North Idaho could get some very good news soon.
Itís OK to report good news, isnít it?
After two and a half mostly acrimonious years, Coeur díAlene-based Hecla Mining Co. and leaders of United Steelworkers Union 5114 have struck gold. That is, the famous Lucky Friday silver mine near Mullan might soon see the end of a prolonged strike.
Itís about time.
In fact, itís way past time ó but at this point, that doesnít matter.
What matters is that union workers are voting this month to accept or refuse the tentative agreement reached by the negotiating committees. In our view, the agreement goes above and beyond to ensure workersí needs are being met. While all of the strike settlement agreement and other supporting information is posted on the companyís website (https://www.hecla-mining.com), the committees addressed, among other items, medical premiums, overtime and holiday pay, work assignment progression through training that would lead to higher pay rates, plus an adjustment to ensure all workers earn wages as high or higher than they did under the previous contract.
Thereís more. Workers will receive credit for time on strike for seniority purposes, and theyíll all receive a $1,000 ratification bonus, even if they choose not to come back to work.

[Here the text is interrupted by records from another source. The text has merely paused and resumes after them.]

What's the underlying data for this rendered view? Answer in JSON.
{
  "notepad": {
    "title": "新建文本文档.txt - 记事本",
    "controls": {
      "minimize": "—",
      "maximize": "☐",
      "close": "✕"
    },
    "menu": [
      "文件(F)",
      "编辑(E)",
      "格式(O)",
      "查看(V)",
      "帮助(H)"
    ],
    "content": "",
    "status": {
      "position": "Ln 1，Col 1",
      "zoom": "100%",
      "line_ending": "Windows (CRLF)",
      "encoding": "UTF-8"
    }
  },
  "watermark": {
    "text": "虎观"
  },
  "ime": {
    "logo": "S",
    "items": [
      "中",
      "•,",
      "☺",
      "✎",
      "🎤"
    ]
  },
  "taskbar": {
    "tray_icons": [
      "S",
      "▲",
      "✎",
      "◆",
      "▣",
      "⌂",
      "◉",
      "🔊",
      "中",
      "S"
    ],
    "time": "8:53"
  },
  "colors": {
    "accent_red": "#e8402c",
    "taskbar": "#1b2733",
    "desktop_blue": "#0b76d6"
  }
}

Merry Christmas!
Thanks to the involvement of a federal mediator who helped find common ground between the two sides, ground gained at times through meetings at Spokane International Airport, Hecla wins the biggest prize of all: A talented workforce that will get the Lucky Friday back into full production.

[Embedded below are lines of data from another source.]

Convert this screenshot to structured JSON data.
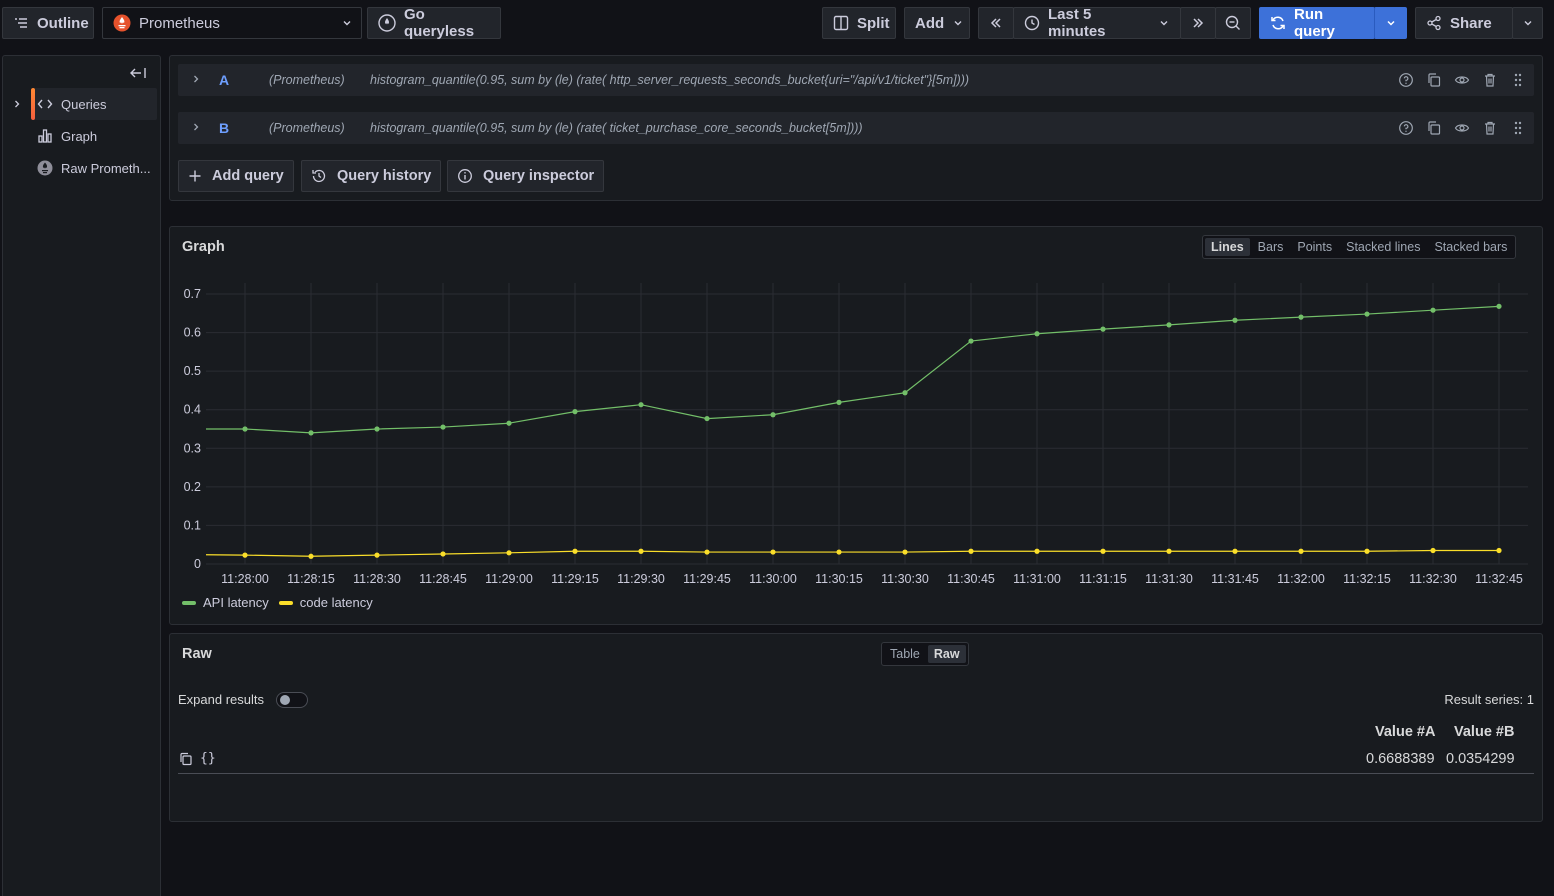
{
  "toolbar": {
    "outline_label": "Outline",
    "datasource": "Prometheus",
    "queryless_label": "Go queryless",
    "split_label": "Split",
    "add_label": "Add",
    "time_range": "Last 5 minutes",
    "run_label": "Run query",
    "share_label": "Share"
  },
  "sidebar": {
    "items": [
      {
        "label": "Queries",
        "icon": "code-icon"
      },
      {
        "label": "Graph",
        "icon": "bar-chart-icon"
      },
      {
        "label": "Raw Prometh...",
        "icon": "prometheus-icon"
      }
    ]
  },
  "queries": [
    {
      "name": "A",
      "datasource": "(Prometheus)",
      "expr": "histogram_quantile(0.95, sum by (le) (rate( http_server_requests_seconds_bucket{uri=\"/api/v1/ticket\"}[5m])))"
    },
    {
      "name": "B",
      "datasource": "(Prometheus)",
      "expr": "histogram_quantile(0.95, sum by (le) (rate( ticket_purchase_core_seconds_bucket[5m])))"
    }
  ],
  "query_actions": {
    "add_query": "Add query",
    "history": "Query history",
    "inspector": "Query inspector"
  },
  "graph_panel": {
    "title": "Graph",
    "modes": [
      "Lines",
      "Bars",
      "Points",
      "Stacked lines",
      "Stacked bars"
    ],
    "selected_mode": "Lines"
  },
  "chart_data": {
    "type": "line",
    "x": [
      "11:28:00",
      "11:28:15",
      "11:28:30",
      "11:28:45",
      "11:29:00",
      "11:29:15",
      "11:29:30",
      "11:29:45",
      "11:30:00",
      "11:30:15",
      "11:30:30",
      "11:30:45",
      "11:31:00",
      "11:31:15",
      "11:31:30",
      "11:31:45",
      "11:32:00",
      "11:32:15",
      "11:32:30",
      "11:32:45"
    ],
    "yticks": [
      0,
      0.1,
      0.2,
      0.3,
      0.4,
      0.5,
      0.6,
      0.7
    ],
    "ylim": [
      0,
      0.7
    ],
    "grid": true,
    "legend_position": "bottom-left",
    "series": [
      {
        "name": "API latency",
        "color": "#73bf69",
        "lead": 0.35,
        "values": [
          0.35,
          0.34,
          0.35,
          0.355,
          0.365,
          0.395,
          0.413,
          0.377,
          0.387,
          0.419,
          0.444,
          0.578,
          0.597,
          0.609,
          0.62,
          0.632,
          0.64,
          0.648,
          0.658,
          0.668
        ]
      },
      {
        "name": "code latency",
        "color": "#fade2a",
        "lead": 0.024,
        "values": [
          0.023,
          0.02,
          0.023,
          0.026,
          0.029,
          0.033,
          0.033,
          0.031,
          0.031,
          0.031,
          0.031,
          0.033,
          0.033,
          0.033,
          0.033,
          0.033,
          0.033,
          0.033,
          0.035,
          0.035
        ]
      }
    ]
  },
  "raw_panel": {
    "title": "Raw",
    "views": [
      "Table",
      "Raw"
    ],
    "selected_view": "Raw",
    "expand_label": "Expand results",
    "result_series": "Result series: 1",
    "columns": [
      "Value #A",
      "Value #B"
    ],
    "row_label": "{}",
    "values": [
      "0.6688389",
      "0.0354299"
    ]
  }
}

This is a huge issue for the Silver Valley, which would benefit tremendously from seeing more than 200 miners ó many of whom earn six-figure annual pay ó go back to work. It also would put gas into one of the regionís best and longest running economic engines.
Hecla is the longest-operating Coeur díAlene business at 128 years old. Second longest is the newspaper youíre holding in your hand (127 years old).
In the five years leading up to the strike, the Lucky Friday pumped more than $800 million into the local regionís economy. The best news is that Hecla estimates thereís a good 20 or more years left in that deep mine capable of producing 3 million or more silver ounces annually.
The Press would like to congratulate all the parties in finding that common ground, which gives both sides ó and all the rest of us ó plenty of reason to celebrate. Itís our hope that union workers will feel the same way and ratify the agreement this month.
After all this time, wasted production and general anxiety, this is no time to blow it.
Letís get back to work, folks.